The district judge erred by requiring that Cloud show both reasonable reliance and that the waiver was clear and unequivocal. There was no clear and unequivocal waiver, but there was reliance. The judge found reliance. She found that Cloud had been acting in good faith in producing the additional quantity of packets because it reasonably believed that Hasbro wanted the additional quantity. But she concluded that Cloud had been unreasonable in relying on its reasonable belief because it could so easily have insisted on a written purchase order modifying the quantity terms in the February and April orders. Reasonableness, however, is relative to commercial practices and understandings rather than to the desire of judges and lawyers, reflecting their training and professional culture, to see a deal memorialized in a form that leaves no room for misunderstanding the legal consequences. The employees of Hasbro and Cloud who were responsible for the administration of the parties' contractual undertaking were not lawyers. Doubtless because of this, the parties had, as we have noted, been casual about documentation. Cloud had treated the purchase orders as sources of information on how much Hasbro wanted when and according to what formula, but had paid no attention to them as contracts containing terms and conditions that might bind it. Hasbro had treated Cloud's purchase-order acknowledgments with similar insouciance. The parties had a smooth working relationship the details of which were worked out in informal communications. With time of the essence and the parties on good terms and therefore careless or impatient with formalities, Cloud was reasonable in believing that if Hasbro didn't want to be committed to buying the additional quantity that it plainly wanted in the summer and autumn of 1996, it would so advise Cloud rather than leading Cloud down the primrose path. A practice, under the rubric of "course of dealing," can be evidence of what a contract requires, see, e.g., UCC § 1-205; Restatement (Second) of Contracts § 223 (1981); Frank Novak & Sons, Inc. v. Sommer & Maca Industries, Inc., 182 Ill.App.3d 781, 131 Ill.Dec. 325, 538 N.E.2d 700, 703-05 (1989)—can even, under the rubric of "contract implied in fact," give rise to binding contractual obligations though no words are spoken. Brines v. XTRA Corp., 304 F.3d 699, 703 (7th Cir. 2002).
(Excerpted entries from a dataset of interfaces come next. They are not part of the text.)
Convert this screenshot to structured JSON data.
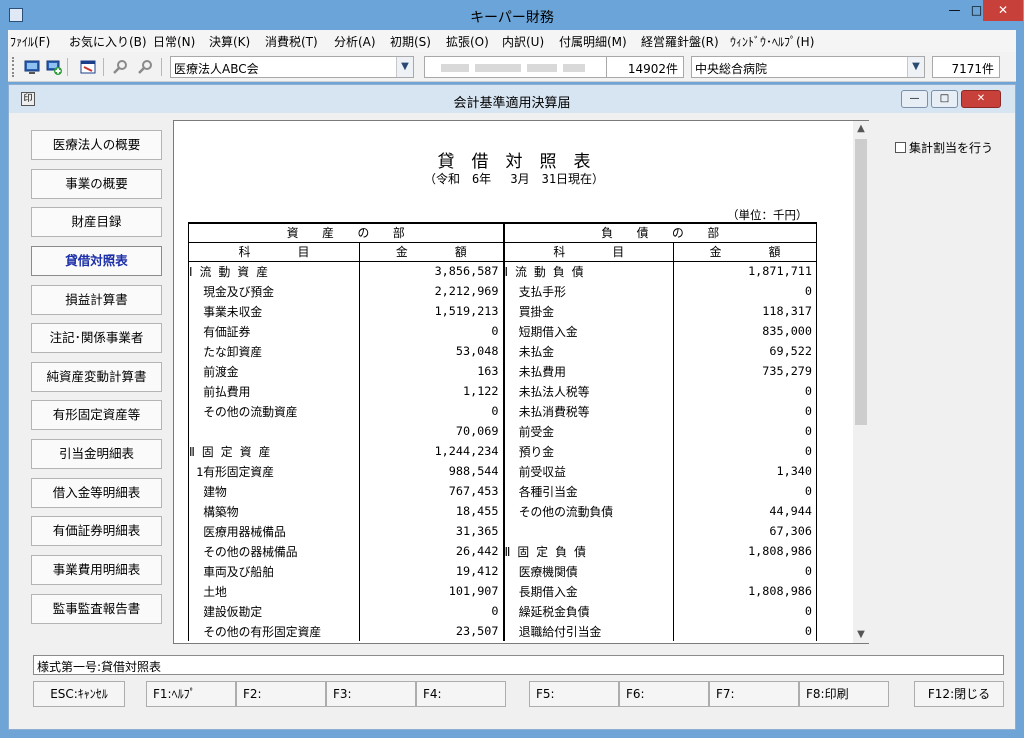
{
  "app": {
    "title": "キーパー財務"
  },
  "window_controls": {
    "minimize": "—",
    "maximize": "□",
    "close": "✕"
  },
  "menu": [
    "ﾌｧｲﾙ(F)",
    "お気に入り(B)",
    "日常(N)",
    "決算(K)",
    "消費税(T)",
    "分析(A)",
    "初期(S)",
    "拡張(O)",
    "内訳(U)",
    "付属明細(M)",
    "経営羅針盤(R)",
    "ｳｨﾝﾄﾞｳ･ﾍﾙﾌﾟ(H)"
  ],
  "toolbar": {
    "corporation": "医療法人ABC会",
    "corporation_count": "14902件",
    "facility": "中央総合病院",
    "facility_count": "7171件"
  },
  "inner_window": {
    "title": "会計基準適用決算届",
    "icon": "印"
  },
  "sidebar": [
    {
      "label": "医療法人の概要",
      "active": false
    },
    {
      "label": "事業の概要",
      "active": false
    },
    {
      "label": "財産目録",
      "active": false
    },
    {
      "label": "貸借対照表",
      "active": true
    },
    {
      "label": "損益計算書",
      "active": false
    },
    {
      "label": "注記･関係事業者",
      "active": false
    },
    {
      "label": "純資産変動計算書",
      "active": false
    },
    {
      "label": "有形固定資産等",
      "active": false
    },
    {
      "label": "引当金明細表",
      "active": false
    },
    {
      "label": "借入金等明細表",
      "active": false
    },
    {
      "label": "有価証券明細表",
      "active": false
    },
    {
      "label": "事業費用明細表",
      "active": false
    },
    {
      "label": "監事監査報告書",
      "active": false
    }
  ],
  "report": {
    "title": "貸　借　対　照　表",
    "date": "（令和　6年　 3月　31日現在）",
    "unit": "（単位：千円）",
    "header": {
      "assets": "資　　産　　の　　部",
      "liabilities": "負　　債　　の　　部",
      "subject": "科　　　　目",
      "amount": "金　　　　額"
    },
    "rows": [
      {
        "a_name": "Ⅰ 流 動 資 産",
        "a_amt": "3,856,587",
        "l_name": "Ⅰ 流 動 負 債",
        "l_amt": "1,871,711"
      },
      {
        "a_name": "  現金及び預金",
        "a_amt": "2,212,969",
        "l_name": "  支払手形",
        "l_amt": "0"
      },
      {
        "a_name": "  事業未収金",
        "a_amt": "1,519,213",
        "l_name": "  買掛金",
        "l_amt": "118,317"
      },
      {
        "a_name": "  有価証券",
        "a_amt": "0",
        "l_name": "  短期借入金",
        "l_amt": "835,000"
      },
      {
        "a_name": "  たな卸資産",
        "a_amt": "53,048",
        "l_name": "  未払金",
        "l_amt": "69,522"
      },
      {
        "a_name": "  前渡金",
        "a_amt": "163",
        "l_name": "  未払費用",
        "l_amt": "735,279"
      },
      {
        "a_name": "  前払費用",
        "a_amt": "1,122",
        "l_name": "  未払法人税等",
        "l_amt": "0"
      },
      {
        "a_name": "  その他の流動資産",
        "a_amt": "0",
        "l_name": "  未払消費税等",
        "l_amt": "0"
      },
      {
        "a_name": "",
        "a_amt": "70,069",
        "l_name": "  前受金",
        "l_amt": "0"
      },
      {
        "a_name": "Ⅱ 固 定 資 産",
        "a_amt": "1,244,234",
        "l_name": "  預り金",
        "l_amt": "0"
      },
      {
        "a_name": " 1有形固定資産",
        "a_amt": "988,544",
        "l_name": "  前受収益",
        "l_amt": "1,340"
      },
      {
        "a_name": "  建物",
        "a_amt": "767,453",
        "l_name": "  各種引当金",
        "l_amt": "0"
      },
      {
        "a_name": "  構築物",
        "a_amt": "18,455",
        "l_name": "  その他の流動負債",
        "l_amt": "44,944"
      },
      {
        "a_name": "  医療用器械備品",
        "a_amt": "31,365",
        "l_name": "",
        "l_amt": "67,306"
      },
      {
        "a_name": "  その他の器械備品",
        "a_amt": "26,442",
        "l_name": "Ⅱ 固 定 負 債",
        "l_amt": "1,808,986"
      },
      {
        "a_name": "  車両及び船舶",
        "a_amt": "19,412",
        "l_name": "  医療機関債",
        "l_amt": "0"
      },
      {
        "a_name": "  土地",
        "a_amt": "101,907",
        "l_name": "  長期借入金",
        "l_amt": "1,808,986"
      },
      {
        "a_name": "  建設仮勘定",
        "a_amt": "0",
        "l_name": "  繰延税金負債",
        "l_amt": "0"
      },
      {
        "a_name": "  その他の有形固定資産",
        "a_amt": "23,507",
        "l_name": "  退職給付引当金",
        "l_amt": "0"
      }
    ]
  },
  "checkbox": {
    "label": "集計割当を行う",
    "checked": false
  },
  "status": "様式第一号:貸借対照表",
  "fkeys": [
    {
      "label": "ESC:ｷｬﾝｾﾙ"
    },
    {
      "label": "F1:ﾍﾙﾌﾟ"
    },
    {
      "label": "F2:"
    },
    {
      "label": "F3:"
    },
    {
      "label": "F4:"
    },
    {
      "label": "F5:"
    },
    {
      "label": "F6:"
    },
    {
      "label": "F7:"
    },
    {
      "label": "F8:印刷"
    },
    {
      "label": "F12:閉じる"
    }
  ]
}
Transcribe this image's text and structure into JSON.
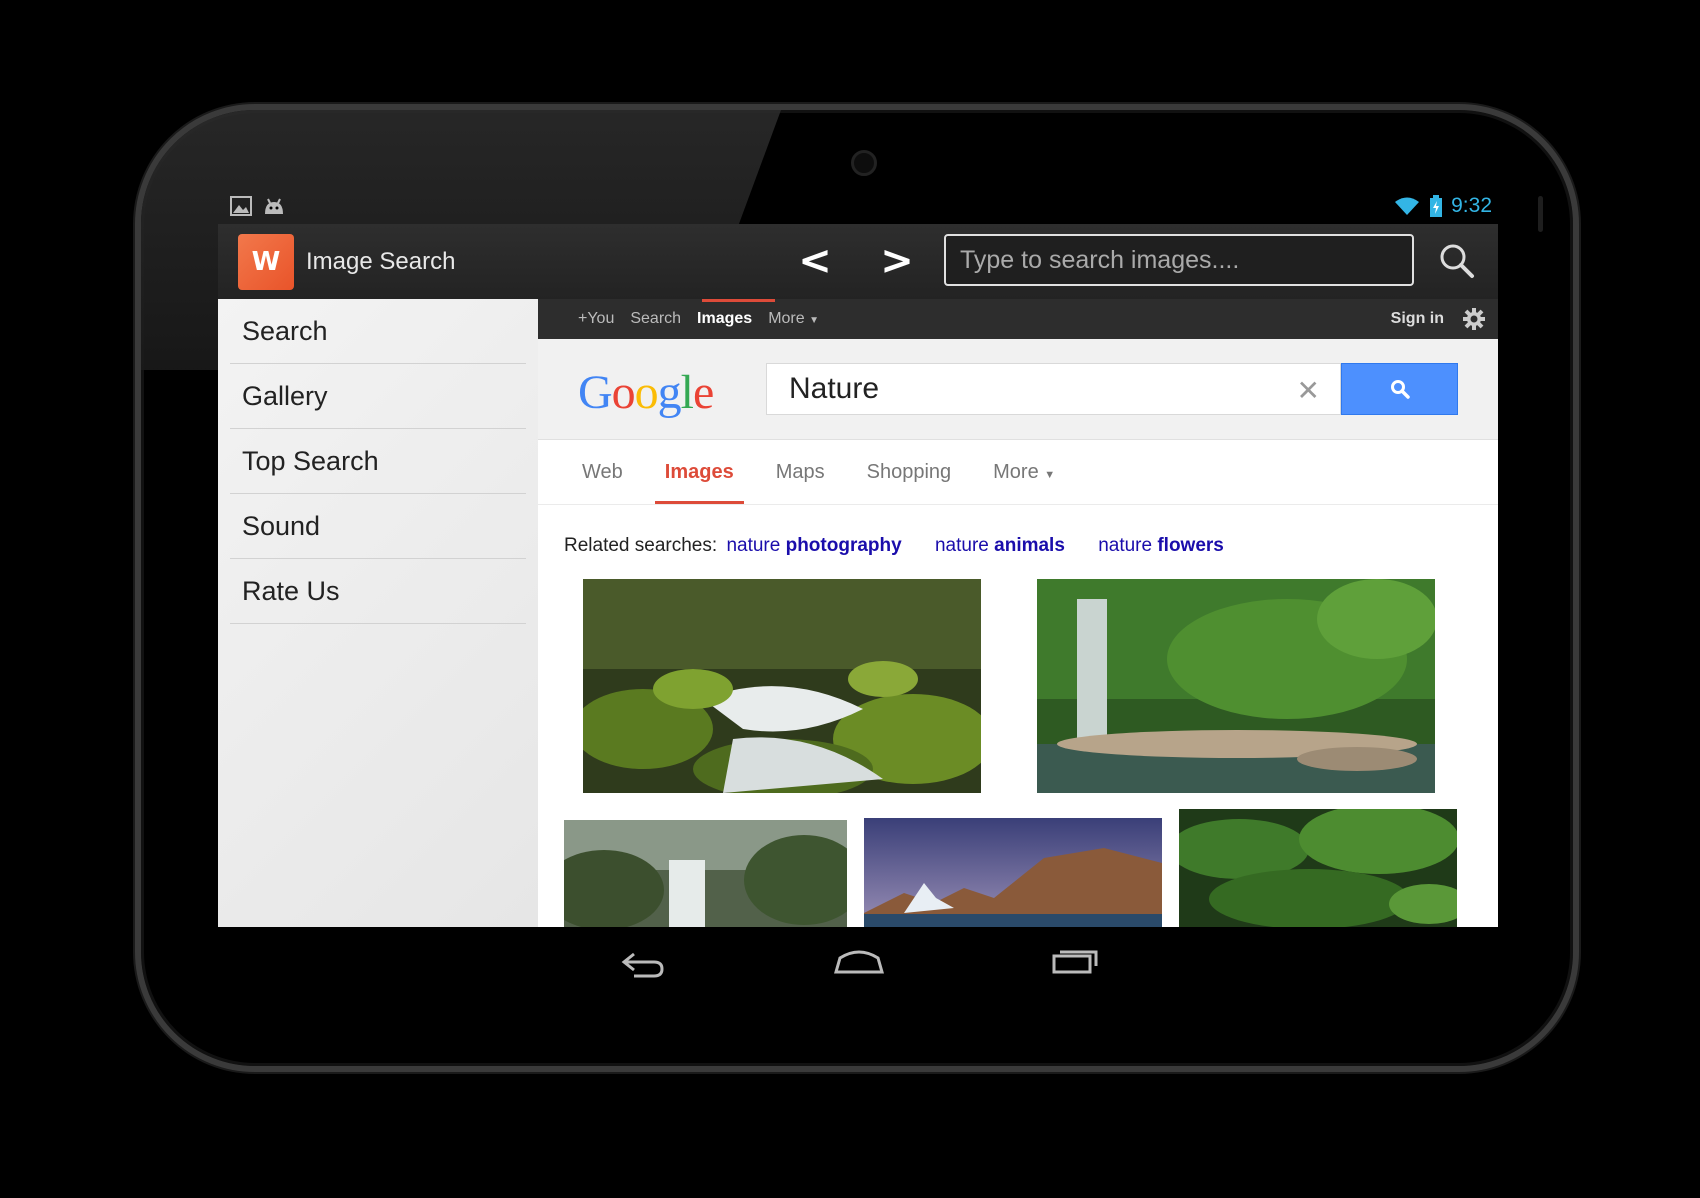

Cloud could have been more careful. But a failure to insist that every i be dotted and t crossed is not the same thing as being unreasonable. In any event, to repeat an earlier point, Hasbro did give its written consent to the modification.
We conclude that the June modification was enforceable and we therefore reverse the judgment and remand the case for a determination of Cloud's damages.
REVERSED AND REMANDED.